<<<<

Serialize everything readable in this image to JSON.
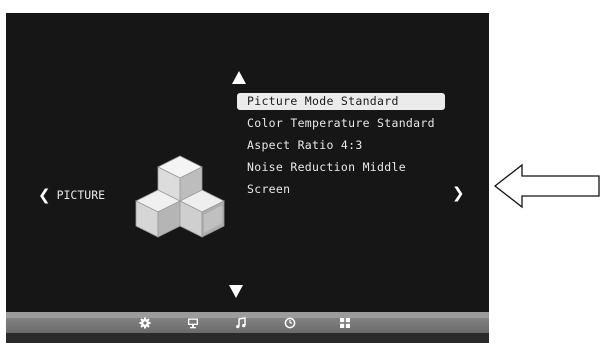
{
  "menu": {
    "items": [
      {
        "label": "Picture Mode Standard",
        "selected": true
      },
      {
        "label": "Color Temperature Standard",
        "selected": false
      },
      {
        "label": "Aspect Ratio 4:3",
        "selected": false
      },
      {
        "label": "Noise Reduction Middle",
        "selected": false
      },
      {
        "label": "Screen",
        "selected": false
      }
    ]
  },
  "nav": {
    "left_label": "PICTURE",
    "left_icon": "chevron-left-icon",
    "right_icon": "chevron-right-icon",
    "up_icon": "triangle-up-icon",
    "down_icon": "triangle-down-icon"
  },
  "bottom_bar": {
    "icons": [
      "gear-icon",
      "monitor-icon",
      "music-note-icon",
      "clock-icon",
      "grid-icon"
    ],
    "active": "monitor-icon"
  },
  "colors": {
    "screen_bg": "#161616",
    "highlight": "#ebebeb",
    "bar": "#7a7a7a"
  }
}
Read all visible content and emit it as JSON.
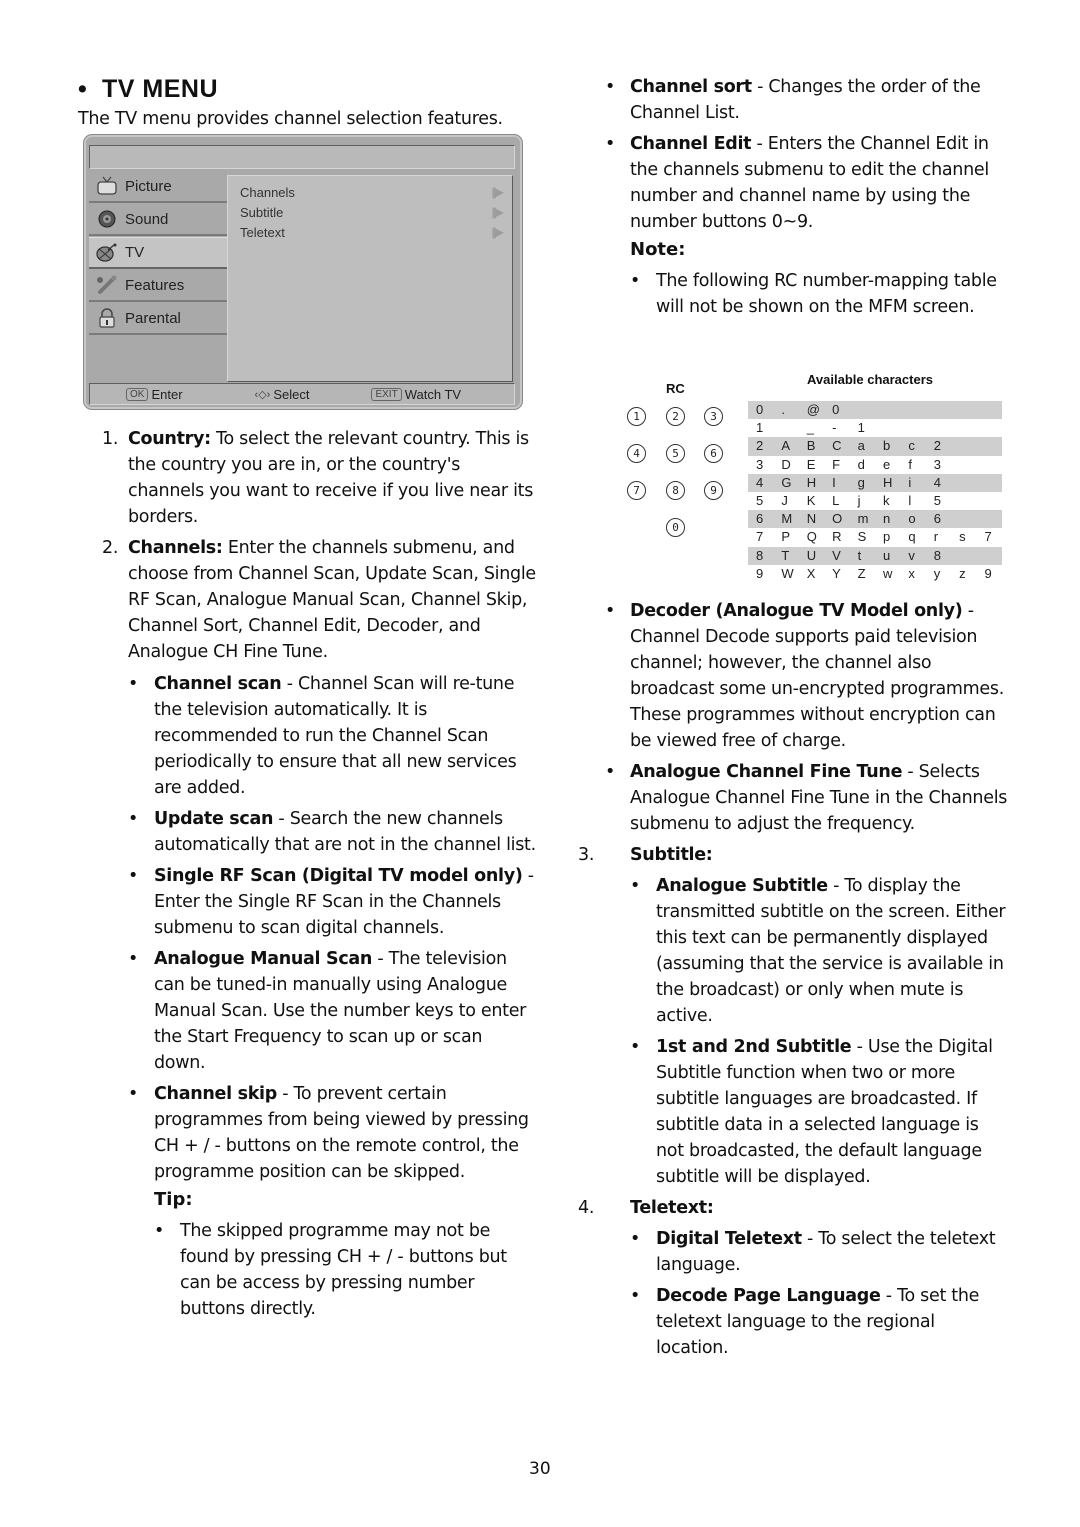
{
  "section": {
    "bullet": "•",
    "title": "TV MENU",
    "intro": "The TV menu provides channel selection features."
  },
  "osd": {
    "sidebar": [
      {
        "label": "Picture",
        "icon": "tv-icon"
      },
      {
        "label": "Sound",
        "icon": "speaker-icon"
      },
      {
        "label": "TV",
        "icon": "satellite-icon"
      },
      {
        "label": "Features",
        "icon": "wrench-icon"
      },
      {
        "label": "Parental",
        "icon": "lock-icon"
      }
    ],
    "active_item": "TV",
    "submenu": [
      {
        "label": "Channels",
        "arrow": "|||▶"
      },
      {
        "label": "Subtitle",
        "arrow": "|||▶"
      },
      {
        "label": "Teletext",
        "arrow": "|||▶"
      }
    ],
    "footer": {
      "ok_key": "OK",
      "ok_label": "Enter",
      "select_glyph": "‹◇›",
      "select_label": "Select",
      "exit_key": "EXIT",
      "exit_label": "Watch TV"
    }
  },
  "left": {
    "items": [
      {
        "num": "1.",
        "bold": "Country:",
        "text": " To select the relevant country. This is the country you are in, or the country's channels you want to receive if you live near its borders."
      },
      {
        "num": "2.",
        "bold": "Channels:",
        "text": " Enter the channels submenu, and choose from Channel Scan, Update Scan, Single RF Scan, Analogue Manual Scan, Channel Skip, Channel Sort, Channel Edit, Decoder, and Analogue CH Fine Tune."
      }
    ],
    "bullets": [
      {
        "bold": "Channel scan",
        "text": " - Channel Scan will re-tune the television automatically. It is recommended to run the Channel Scan periodically to ensure that all new services are added."
      },
      {
        "bold": "Update scan",
        "text": " - Search the new channels automatically that are not in the channel list."
      },
      {
        "bold": "Single RF Scan (Digital TV model only)",
        "text": " - Enter the Single RF Scan in the Channels submenu to scan digital channels."
      },
      {
        "bold": "Analogue Manual Scan",
        "text": " - The television can be tuned-in manually using Analogue Manual Scan. Use the number keys to enter the Start Frequency to scan up or scan down."
      },
      {
        "bold": "Channel skip",
        "text": " - To prevent certain programmes from being viewed by pressing CH + / - buttons on the remote control, the programme position can be skipped."
      }
    ],
    "tip_title": "Tip:",
    "tip_text": "The skipped programme may not be found by pressing CH + / - buttons but can be access by pressing number buttons directly."
  },
  "right": {
    "bullets_top": [
      {
        "bold": "Channel sort",
        "text": " - Changes the order of the Channel List."
      },
      {
        "bold": "Channel Edit",
        "text": " - Enters the Channel Edit in the channels submenu to edit the channel number and channel name by using the number buttons 0~9."
      }
    ],
    "note_title": "Note:",
    "note_text": "The following RC number-mapping table will not be shown on the MFM screen.",
    "rc_label": "RC",
    "rc_buttons": [
      "1",
      "2",
      "3",
      "4",
      "5",
      "6",
      "7",
      "8",
      "9",
      "0"
    ],
    "table_title": "Available characters",
    "char_rows": [
      [
        "0",
        ".",
        "@",
        "0",
        "",
        "",
        "",
        "",
        "",
        ""
      ],
      [
        "1",
        "",
        "_",
        "-",
        "1",
        "",
        "",
        "",
        "",
        ""
      ],
      [
        "2",
        "A",
        "B",
        "C",
        "a",
        "b",
        "c",
        "2",
        "",
        ""
      ],
      [
        "3",
        "D",
        "E",
        "F",
        "d",
        "e",
        "f",
        "3",
        "",
        ""
      ],
      [
        "4",
        "G",
        "H",
        "I",
        "g",
        "H",
        "i",
        "4",
        "",
        ""
      ],
      [
        "5",
        "J",
        "K",
        "L",
        "j",
        "k",
        "l",
        "5",
        "",
        ""
      ],
      [
        "6",
        "M",
        "N",
        "O",
        "m",
        "n",
        "o",
        "6",
        "",
        ""
      ],
      [
        "7",
        "P",
        "Q",
        "R",
        "S",
        "p",
        "q",
        "r",
        "s",
        "7"
      ],
      [
        "8",
        "T",
        "U",
        "V",
        "t",
        "u",
        "v",
        "8",
        "",
        ""
      ],
      [
        "9",
        "W",
        "X",
        "Y",
        "Z",
        "w",
        "x",
        "y",
        "z",
        "9"
      ]
    ],
    "bullets_mid": [
      {
        "bold": "Decoder (Analogue TV Model only)",
        "text": " - Channel Decode supports paid television channel; however, the channel also broadcast some un-encrypted programmes. These programmes without encryption can be viewed free of charge."
      },
      {
        "bold": "Analogue Channel Fine Tune",
        "text": " - Selects Analogue Channel Fine Tune in the Channels submenu to adjust the frequency."
      }
    ],
    "subtitle": {
      "num": "3.",
      "title": "Subtitle:",
      "items": [
        {
          "bold": "Analogue Subtitle",
          "text": " - To display the transmitted subtitle on the screen. Either this text can be permanently displayed (assuming that the service is available in the broadcast) or only when mute is active."
        },
        {
          "bold": "1st and 2nd Subtitle",
          "text": " - Use the Digital Subtitle function when two or more subtitle languages are broadcasted. If subtitle data in a selected language is not broadcasted, the default language subtitle will be displayed."
        }
      ]
    },
    "teletext": {
      "num": "4.",
      "title": "Teletext:",
      "items": [
        {
          "bold": "Digital Teletext",
          "text": " - To select the teletext language."
        },
        {
          "bold": "Decode Page Language",
          "text": " - To set the teletext language to the regional location."
        }
      ]
    }
  },
  "bullet_glyph": "•",
  "page_number": "30"
}
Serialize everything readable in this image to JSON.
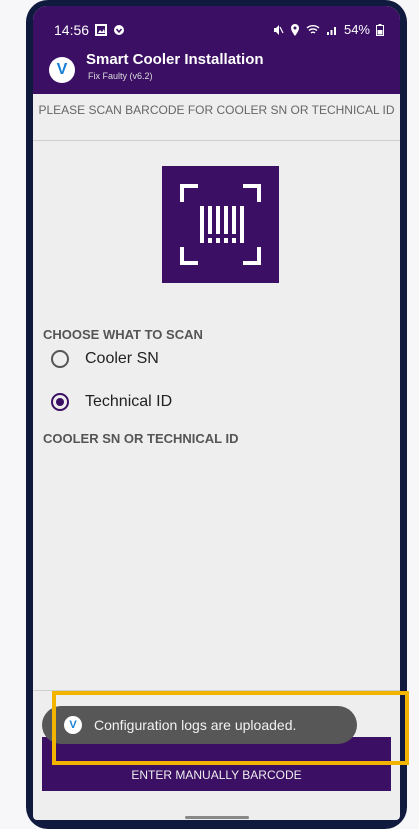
{
  "status_bar": {
    "time": "14:56",
    "battery": "54%"
  },
  "header": {
    "title": "Smart Cooler Installation",
    "subtitle": "Fix Faulty (v6.2)"
  },
  "instruction": "PLEASE SCAN BARCODE FOR COOLER SN OR TECHNICAL ID",
  "choose_label": "CHOOSE WHAT TO SCAN",
  "options": [
    {
      "label": "Cooler SN",
      "selected": false
    },
    {
      "label": "Technical ID",
      "selected": true
    }
  ],
  "field_label": "COOLER SN OR TECHNICAL ID",
  "enter_button_label": "ENTER MANUALLY BARCODE",
  "toast": {
    "message": "Configuration logs are uploaded."
  },
  "colors": {
    "primary": "#3b0f63",
    "highlight": "#f3b400"
  }
}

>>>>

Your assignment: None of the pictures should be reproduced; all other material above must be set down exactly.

Your response:
Serialize everything readable in this image to JSON.
{
  "menu": {
    "items": [
      {
        "label": "Picture Mode Standard",
        "selected": true
      },
      {
        "label": "Color Temperature Standard",
        "selected": false
      },
      {
        "label": "Aspect Ratio 4:3",
        "selected": false
      },
      {
        "label": "Noise Reduction Middle",
        "selected": false
      },
      {
        "label": "Screen",
        "selected": false
      }
    ]
  },
  "nav": {
    "left_label": "PICTURE",
    "left_icon": "chevron-left-icon",
    "right_icon": "chevron-right-icon",
    "up_icon": "triangle-up-icon",
    "down_icon": "triangle-down-icon"
  },
  "bottom_bar": {
    "icons": [
      "gear-icon",
      "monitor-icon",
      "music-note-icon",
      "clock-icon",
      "grid-icon"
    ],
    "active": "monitor-icon"
  },
  "colors": {
    "screen_bg": "#161616",
    "highlight": "#ebebeb",
    "bar": "#7a7a7a"
  }
}
Read all visible content and emit it as JSON.
{
  "section": {
    "bullet": "•",
    "title": "TV MENU",
    "intro": "The TV menu provides channel selection features."
  },
  "osd": {
    "sidebar": [
      {
        "label": "Picture",
        "icon": "tv-icon"
      },
      {
        "label": "Sound",
        "icon": "speaker-icon"
      },
      {
        "label": "TV",
        "icon": "satellite-icon"
      },
      {
        "label": "Features",
        "icon": "wrench-icon"
      },
      {
        "label": "Parental",
        "icon": "lock-icon"
      }
    ],
    "active_item": "TV",
    "submenu": [
      {
        "label": "Channels",
        "arrow": "|||▶"
      },
      {
        "label": "Subtitle",
        "arrow": "|||▶"
      },
      {
        "label": "Teletext",
        "arrow": "|||▶"
      }
    ],
    "footer": {
      "ok_key": "OK",
      "ok_label": "Enter",
      "select_glyph": "‹◇›",
      "select_label": "Select",
      "exit_key": "EXIT",
      "exit_label": "Watch TV"
    }
  },
  "left": {
    "items": [
      {
        "num": "1.",
        "bold": "Country:",
        "text": " To select the relevant country. This is the country you are in, or the country's channels you want to receive if you live near its borders."
      },
      {
        "num": "2.",
        "bold": "Channels:",
        "text": " Enter the channels submenu, and choose from Channel Scan, Update Scan, Single RF Scan, Analogue Manual Scan, Channel Skip, Channel Sort, Channel Edit, Decoder, and Analogue CH Fine Tune."
      }
    ],
    "bullets": [
      {
        "bold": "Channel scan",
        "text": " - Channel Scan will re-tune the television automatically. It is recommended to run the Channel Scan periodically to ensure that all new services are added."
      },
      {
        "bold": "Update scan",
        "text": " - Search the new channels automatically that are not in the channel list."
      },
      {
        "bold": "Single RF Scan (Digital TV model only)",
        "text": " - Enter the Single RF Scan in the Channels submenu to scan digital channels."
      },
      {
        "bold": "Analogue Manual Scan",
        "text": " - The television can be tuned-in manually using Analogue Manual Scan. Use the number keys to enter the Start Frequency to scan up or scan down."
      },
      {
        "bold": "Channel skip",
        "text": " - To prevent certain programmes from being viewed by pressing CH + / - buttons on the remote control, the programme position can be skipped."
      }
    ],
    "tip_title": "Tip:",
    "tip_text": "The skipped programme may not be found by pressing CH + / - buttons but can be access by pressing number buttons directly."
  },
  "right": {
    "bullets_top": [
      {
        "bold": "Channel sort",
        "text": " - Changes the order of the Channel List."
      },
      {
        "bold": "Channel Edit",
        "text": " - Enters the Channel Edit in the channels submenu to edit the channel number and channel name by using the number buttons 0~9."
      }
    ],
    "note_title": "Note:",
    "note_text": "The following RC number-mapping table will not be shown on the MFM screen.",
    "rc_label": "RC",
    "rc_buttons": [
      "1",
      "2",
      "3",
      "4",
      "5",
      "6",
      "7",
      "8",
      "9",
      "0"
    ],
    "table_title": "Available characters",
    "char_rows": [
      [
        "0",
        ".",
        "@",
        "0",
        "",
        "",
        "",
        "",
        "",
        ""
      ],
      [
        "1",
        "",
        "_",
        "-",
        "1",
        "",
        "",
        "",
        "",
        ""
      ],
      [
        "2",
        "A",
        "B",
        "C",
        "a",
        "b",
        "c",
        "2",
        "",
        ""
      ],
      [
        "3",
        "D",
        "E",
        "F",
        "d",
        "e",
        "f",
        "3",
        "",
        ""
      ],
      [
        "4",
        "G",
        "H",
        "I",
        "g",
        "H",
        "i",
        "4",
        "",
        ""
      ],
      [
        "5",
        "J",
        "K",
        "L",
        "j",
        "k",
        "l",
        "5",
        "",
        ""
      ],
      [
        "6",
        "M",
        "N",
        "O",
        "m",
        "n",
        "o",
        "6",
        "",
        ""
      ],
      [
        "7",
        "P",
        "Q",
        "R",
        "S",
        "p",
        "q",
        "r",
        "s",
        "7"
      ],
      [
        "8",
        "T",
        "U",
        "V",
        "t",
        "u",
        "v",
        "8",
        "",
        ""
      ],
      [
        "9",
        "W",
        "X",
        "Y",
        "Z",
        "w",
        "x",
        "y",
        "z",
        "9"
      ]
    ],
    "bullets_mid": [
      {
        "bold": "Decoder (Analogue TV Model only)",
        "text": " - Channel Decode supports paid television channel; however, the channel also broadcast some un-encrypted programmes. These programmes without encryption can be viewed free of charge."
      },
      {
        "bold": "Analogue Channel Fine Tune",
        "text": " - Selects Analogue Channel Fine Tune in the Channels submenu to adjust the frequency."
      }
    ],
    "subtitle": {
      "num": "3.",
      "title": "Subtitle:",
      "items": [
        {
          "bold": "Analogue Subtitle",
          "text": " - To display the transmitted subtitle on the screen. Either this text can be permanently displayed (assuming that the service is available in the broadcast) or only when mute is active."
        },
        {
          "bold": "1st and 2nd Subtitle",
          "text": " - Use the Digital Subtitle function when two or more subtitle languages are broadcasted. If subtitle data in a selected language is not broadcasted, the default language subtitle will be displayed."
        }
      ]
    },
    "teletext": {
      "num": "4.",
      "title": "Teletext:",
      "items": [
        {
          "bold": "Digital Teletext",
          "text": " - To select the teletext language."
        },
        {
          "bold": "Decode Page Language",
          "text": " - To set the teletext language to the regional location."
        }
      ]
    }
  },
  "bullet_glyph": "•",
  "page_number": "30"
}
Serialize everything readable in this image to JSON.
{
  "status_bar": {
    "time": "14:56",
    "battery": "54%"
  },
  "header": {
    "title": "Smart Cooler Installation",
    "subtitle": "Fix Faulty (v6.2)"
  },
  "instruction": "PLEASE SCAN BARCODE FOR COOLER SN OR TECHNICAL ID",
  "choose_label": "CHOOSE WHAT TO SCAN",
  "options": [
    {
      "label": "Cooler SN",
      "selected": false
    },
    {
      "label": "Technical ID",
      "selected": true
    }
  ],
  "field_label": "COOLER SN OR TECHNICAL ID",
  "enter_button_label": "ENTER MANUALLY BARCODE",
  "toast": {
    "message": "Configuration logs are uploaded."
  },
  "colors": {
    "primary": "#3b0f63",
    "highlight": "#f3b400"
  }
}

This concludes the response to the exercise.